On Thursday, Sept. 10 just past noon, parents of students enrolled in Johnson County Schools got an urgent text message warning them that there had been an attempted child abduction.
The text message represented every parent’s worst nightmare and punctured the bubble of security that typically surrounds residents of a small community.
That text message was followed by at least five more, reassuring parents that all children were being kept indoors for recesses as well as informing them that elementary school children would not be permitted to ride their bikes or walk home from school that afternoon.
The Buffalo Police Department launched an investigation immediately. The department also promptly issued a Code Red Alert informing citizens that police were looking for a suspect and providing a complete suspect and vehicle description. The department also issued a press release to media outlets that could be shared to create awareness.
Police Chief Jason Carder credited the various law enforcement agencies, schools and emergency personnel for their quick response to alert the community.
Though the department is continuing to investigate the call, Carder said there does not appear to be any further safety threat to the community.
Nevertheless, we were impressed by the promptness and thoroughness of the communications from both the school district and police department. The communications were only possible because leaders have developed action plans for just such emergency situations. Those tasked with carrying out the action plans did so professionally.
The incident is also a great prompt for parents to go over safety precautions again with children. The National Center for Missing and Exploited Children offers 25 tips for keeping kids safer.
In addition to long-taught things like teaching children to never get into a car with a stranger or open the door to a stranger, starting with preschool-aged children, the center encourages parents to teach children their full name and spelling of their name, home phone number and parents’ full names. The center recommends that parents talk with children about the trusted adults in their life who help keep them safe and how to locate a trusted adult, such as uniformed law enforcement or store clerks with nametags, in a public setting. The center recommends that parents help their children identify adults in their neighborhood who can help them in an emergency situation.

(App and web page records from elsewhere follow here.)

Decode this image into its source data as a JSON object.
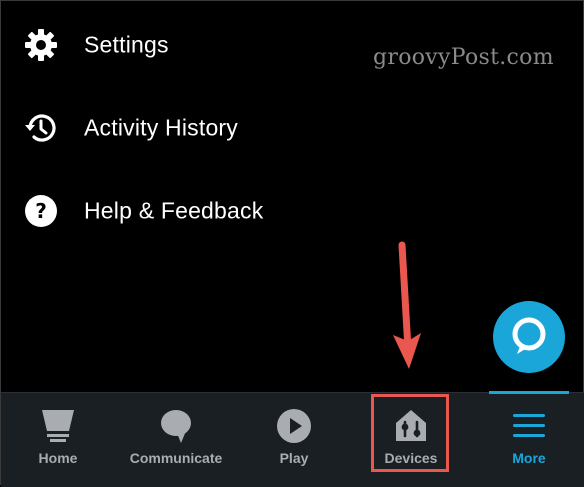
{
  "menu": {
    "items": [
      {
        "label": "Settings",
        "icon": "gear-icon"
      },
      {
        "label": "Activity History",
        "icon": "history-icon"
      },
      {
        "label": "Help & Feedback",
        "icon": "help-icon"
      }
    ]
  },
  "watermark": "groovyPost.com",
  "bottom_nav": {
    "items": [
      {
        "label": "Home",
        "icon": "home-icon"
      },
      {
        "label": "Communicate",
        "icon": "chat-bubble-icon"
      },
      {
        "label": "Play",
        "icon": "play-icon"
      },
      {
        "label": "Devices",
        "icon": "devices-house-icon"
      },
      {
        "label": "More",
        "icon": "menu-lines-icon",
        "active": true
      }
    ]
  },
  "colors": {
    "background": "#000000",
    "nav_background": "#1a1f24",
    "accent": "#1aa6d9",
    "nav_inactive": "#a9adb1",
    "annotation": "#e9574f"
  }
}
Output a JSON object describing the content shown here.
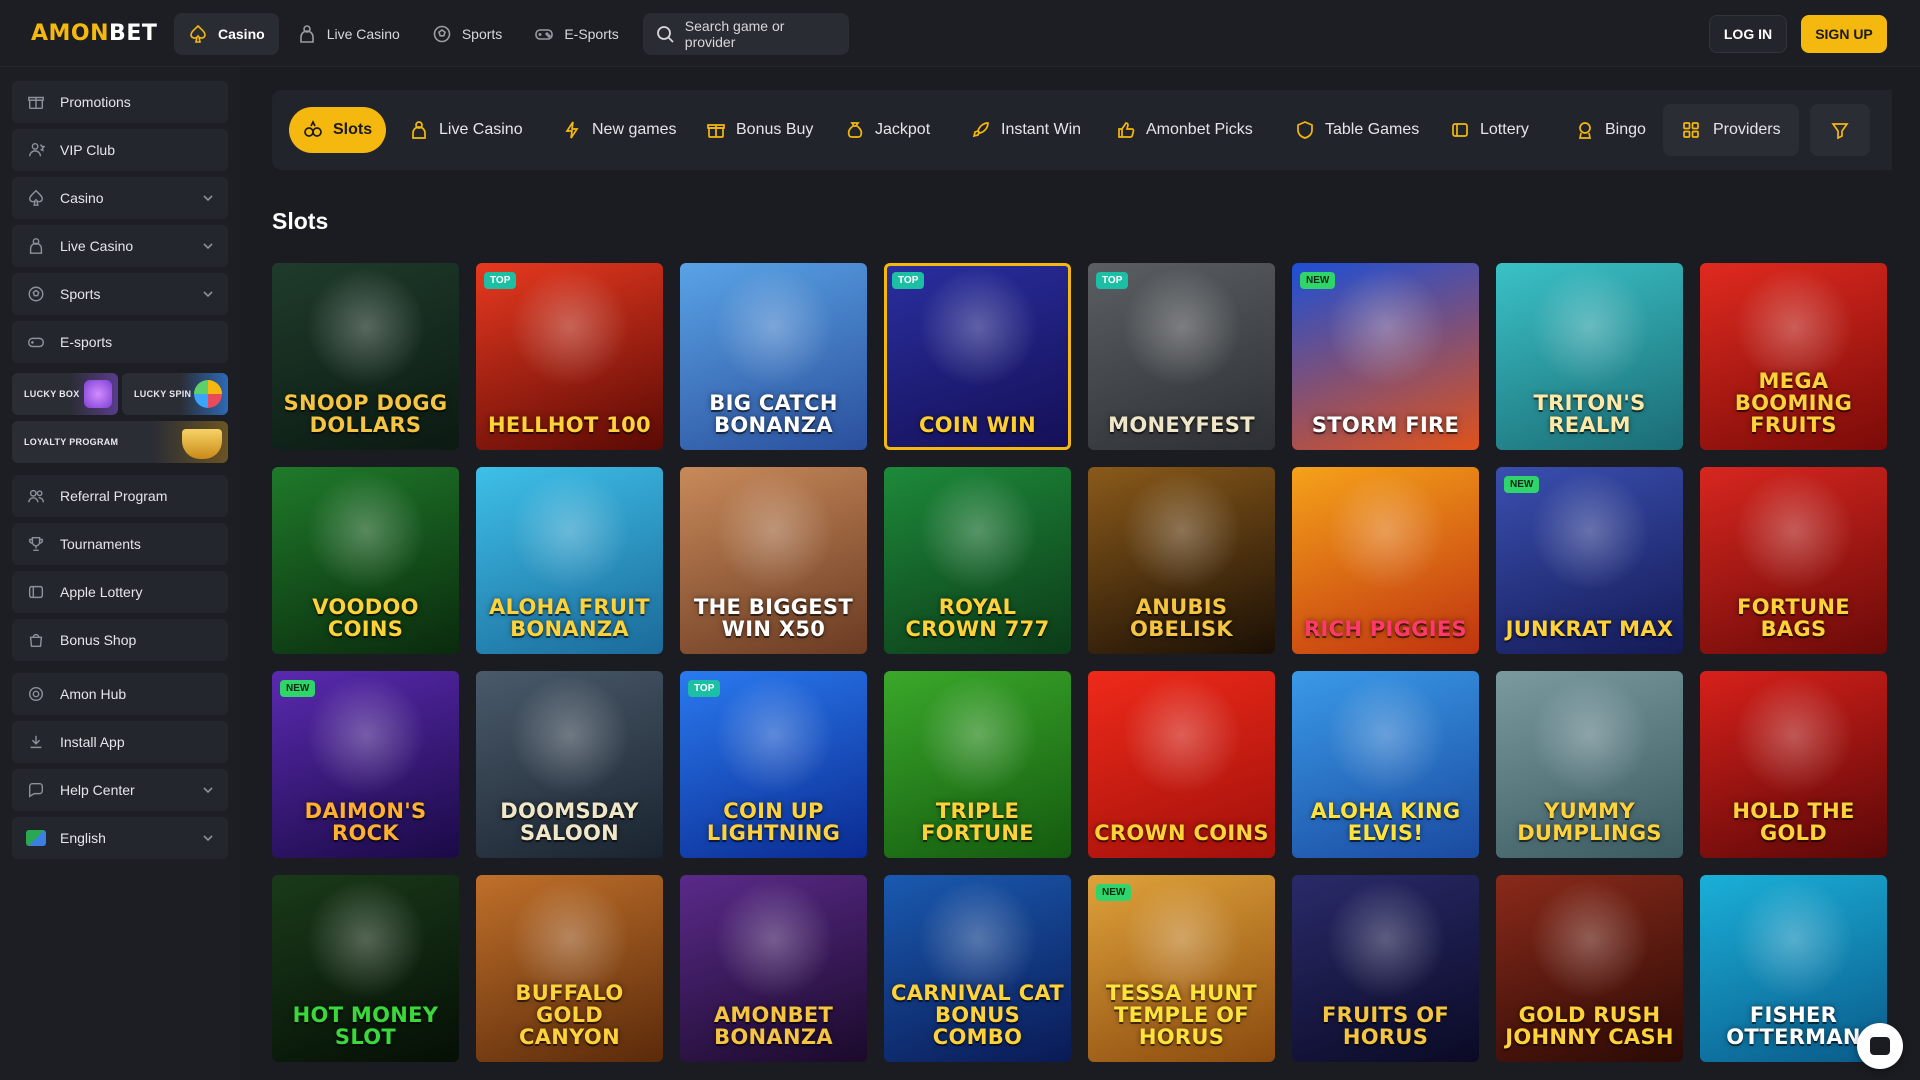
{
  "brand": {
    "logo_a": "AMON",
    "logo_b": "BET"
  },
  "topnav": [
    {
      "label": "Casino",
      "icon": "spade-icon",
      "active": true
    },
    {
      "label": "Live Casino",
      "icon": "dealer-icon",
      "active": false
    },
    {
      "label": "Sports",
      "icon": "soccer-ball-icon",
      "active": false
    },
    {
      "label": "E-Sports",
      "icon": "gamepad-icon",
      "active": false
    }
  ],
  "search": {
    "placeholder": "Search game or provider"
  },
  "auth": {
    "login": "LOG IN",
    "signup": "SIGN UP"
  },
  "sidebar": {
    "items": [
      {
        "label": "Promotions",
        "icon": "gift-icon"
      },
      {
        "label": "VIP Club",
        "icon": "vip-icon"
      },
      {
        "label": "Casino",
        "icon": "spade-icon",
        "expandable": true
      },
      {
        "label": "Live Casino",
        "icon": "dealer-icon",
        "expandable": true
      },
      {
        "label": "Sports",
        "icon": "soccer-ball-icon",
        "expandable": true
      },
      {
        "label": "E-sports",
        "icon": "gamepad-icon"
      }
    ],
    "promos": {
      "lucky_box": "LUCKY BOX",
      "lucky_spin": "LUCKY SPIN",
      "loyalty": "LOYALTY PROGRAM"
    },
    "items2": [
      {
        "label": "Referral Program",
        "icon": "users-icon"
      },
      {
        "label": "Tournaments",
        "icon": "trophy-icon"
      },
      {
        "label": "Apple Lottery",
        "icon": "ticket-icon"
      },
      {
        "label": "Bonus Shop",
        "icon": "shop-icon"
      }
    ],
    "items3": [
      {
        "label": "Amon Hub",
        "icon": "hub-icon"
      },
      {
        "label": "Install App",
        "icon": "download-icon"
      },
      {
        "label": "Help Center",
        "icon": "help-icon",
        "expandable": true
      },
      {
        "label": "English",
        "icon": "flag-icon",
        "expandable": true
      }
    ]
  },
  "categories": [
    {
      "label": "Slots",
      "icon": "slots-icon",
      "active": true
    },
    {
      "label": "Live Casino",
      "icon": "dealer-icon"
    },
    {
      "label": "New games",
      "icon": "lightning-icon"
    },
    {
      "label": "Bonus Buy",
      "icon": "gift-box-icon"
    },
    {
      "label": "Jackpot",
      "icon": "money-bag-icon"
    },
    {
      "label": "Instant Win",
      "icon": "rocket-icon"
    },
    {
      "label": "Amonbet Picks",
      "icon": "thumbs-up-icon"
    },
    {
      "label": "Table Games",
      "icon": "shield-icon"
    },
    {
      "label": "Lottery",
      "icon": "ticket-icon"
    },
    {
      "label": "Bingo",
      "icon": "bingo-icon"
    }
  ],
  "providers_label": "Providers",
  "section_title": "Slots",
  "games": [
    {
      "title": "Snoop Dogg Dollars",
      "badge": "",
      "colors": [
        "#1f3b2b",
        "#0b1a12"
      ],
      "text": "#f5c542"
    },
    {
      "title": "HellHot 100",
      "badge": "TOP",
      "colors": [
        "#e8391f",
        "#5a0a05"
      ],
      "text": "#ffd23a"
    },
    {
      "title": "Big Catch Bonanza",
      "badge": "",
      "colors": [
        "#5aa3e6",
        "#2a4f9c"
      ],
      "text": "#ffffff"
    },
    {
      "title": "Coin Win",
      "badge": "TOP",
      "colors": [
        "#2a2fa0",
        "#140f55"
      ],
      "text": "#ffcf2e",
      "highlight": true
    },
    {
      "title": "Moneyfest",
      "badge": "TOP",
      "colors": [
        "#5b5f63",
        "#2c2f33"
      ],
      "text": "#f0e6c8"
    },
    {
      "title": "Storm Fire",
      "badge": "NEW",
      "colors": [
        "#1d4fd6",
        "#e0521a"
      ],
      "text": "#ffffff"
    },
    {
      "title": "Triton's Realm",
      "badge": "",
      "colors": [
        "#3ac2c7",
        "#1b6b74"
      ],
      "text": "#ffe9a6"
    },
    {
      "title": "Mega Booming Fruits",
      "badge": "",
      "colors": [
        "#e02a1f",
        "#7a0b08"
      ],
      "text": "#ffd23a"
    },
    {
      "title": "Voodoo Coins",
      "badge": "",
      "colors": [
        "#1f7a2a",
        "#0a2a0d"
      ],
      "text": "#ffd23a"
    },
    {
      "title": "Aloha Fruit Bonanza",
      "badge": "",
      "colors": [
        "#3ec0e8",
        "#1b6a9a"
      ],
      "text": "#ffd23a"
    },
    {
      "title": "The Biggest Win X50",
      "badge": "",
      "colors": [
        "#c88a5a",
        "#6a3a22"
      ],
      "text": "#ffffff"
    },
    {
      "title": "Royal Crown 777",
      "badge": "",
      "colors": [
        "#1d8a3a",
        "#0c3a18"
      ],
      "text": "#ffd23a"
    },
    {
      "title": "Anubis Obelisk",
      "badge": "",
      "colors": [
        "#8a5a1a",
        "#1a0f05"
      ],
      "text": "#f5c542"
    },
    {
      "title": "Rich Piggies",
      "badge": "",
      "colors": [
        "#f5a21a",
        "#c0330f"
      ],
      "text": "#ff3a6a"
    },
    {
      "title": "Junkrat Max",
      "badge": "NEW",
      "colors": [
        "#3a4fb0",
        "#141a55"
      ],
      "text": "#ffd23a"
    },
    {
      "title": "Fortune Bags",
      "badge": "",
      "colors": [
        "#d8261f",
        "#6a0a08"
      ],
      "text": "#ffd23a"
    },
    {
      "title": "Daimon's Rock",
      "badge": "NEW",
      "colors": [
        "#5a2ab0",
        "#1a0a45"
      ],
      "text": "#ffb02e"
    },
    {
      "title": "Doomsday Saloon",
      "badge": "",
      "colors": [
        "#4a5a6a",
        "#1a2430"
      ],
      "text": "#f0e6c8"
    },
    {
      "title": "Coin Up Lightning",
      "badge": "TOP",
      "colors": [
        "#2a7af0",
        "#0a2a90"
      ],
      "text": "#ffd23a"
    },
    {
      "title": "Triple Fortune",
      "badge": "",
      "colors": [
        "#3aa82a",
        "#145a0f"
      ],
      "text": "#ffd23a"
    },
    {
      "title": "Crown Coins",
      "badge": "",
      "colors": [
        "#ef2a1a",
        "#a0100a"
      ],
      "text": "#ffd23a"
    },
    {
      "title": "Aloha King Elvis!",
      "badge": "",
      "colors": [
        "#3a9ae8",
        "#1a4aa0"
      ],
      "text": "#ffe23a"
    },
    {
      "title": "Yummy Dumplings",
      "badge": "",
      "colors": [
        "#7a9aa0",
        "#3a5a60"
      ],
      "text": "#ffd23a"
    },
    {
      "title": "Hold The Gold",
      "badge": "",
      "colors": [
        "#d8201a",
        "#5a0808"
      ],
      "text": "#ffd23a"
    },
    {
      "title": "Hot Money Slot",
      "badge": "",
      "colors": [
        "#1a3a1a",
        "#050f05"
      ],
      "text": "#3ad83a"
    },
    {
      "title": "Buffalo Gold Canyon",
      "badge": "",
      "colors": [
        "#c0702a",
        "#5a2a0a"
      ],
      "text": "#ffd23a"
    },
    {
      "title": "Amonbet Bonanza",
      "badge": "",
      "colors": [
        "#5a2a8a",
        "#1a0a2a"
      ],
      "text": "#f5c542"
    },
    {
      "title": "Carnival Cat Bonus Combo",
      "badge": "",
      "colors": [
        "#1a5ab0",
        "#0a1a55"
      ],
      "text": "#ffd23a"
    },
    {
      "title": "Tessa Hunt Temple of Horus",
      "badge": "NEW",
      "colors": [
        "#e0a23a",
        "#8a4a0f"
      ],
      "text": "#ffe23a"
    },
    {
      "title": "Fruits of Horus",
      "badge": "",
      "colors": [
        "#2a2a6a",
        "#0a0a25"
      ],
      "text": "#f5c542"
    },
    {
      "title": "Gold Rush Johnny Cash",
      "badge": "",
      "colors": [
        "#8a2a1a",
        "#2a0a05"
      ],
      "text": "#ffd23a"
    },
    {
      "title": "Fisher Otterman",
      "badge": "",
      "colors": [
        "#1ab0d8",
        "#0a5a8a"
      ],
      "text": "#ffffff"
    }
  ]
}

On Thursday, the law enforcement and school communities performed their roles admirably to help ensure all our kids’ safety. As parents, this is another opportunity for us to do our parts to help ensure the safety of all kids in our community.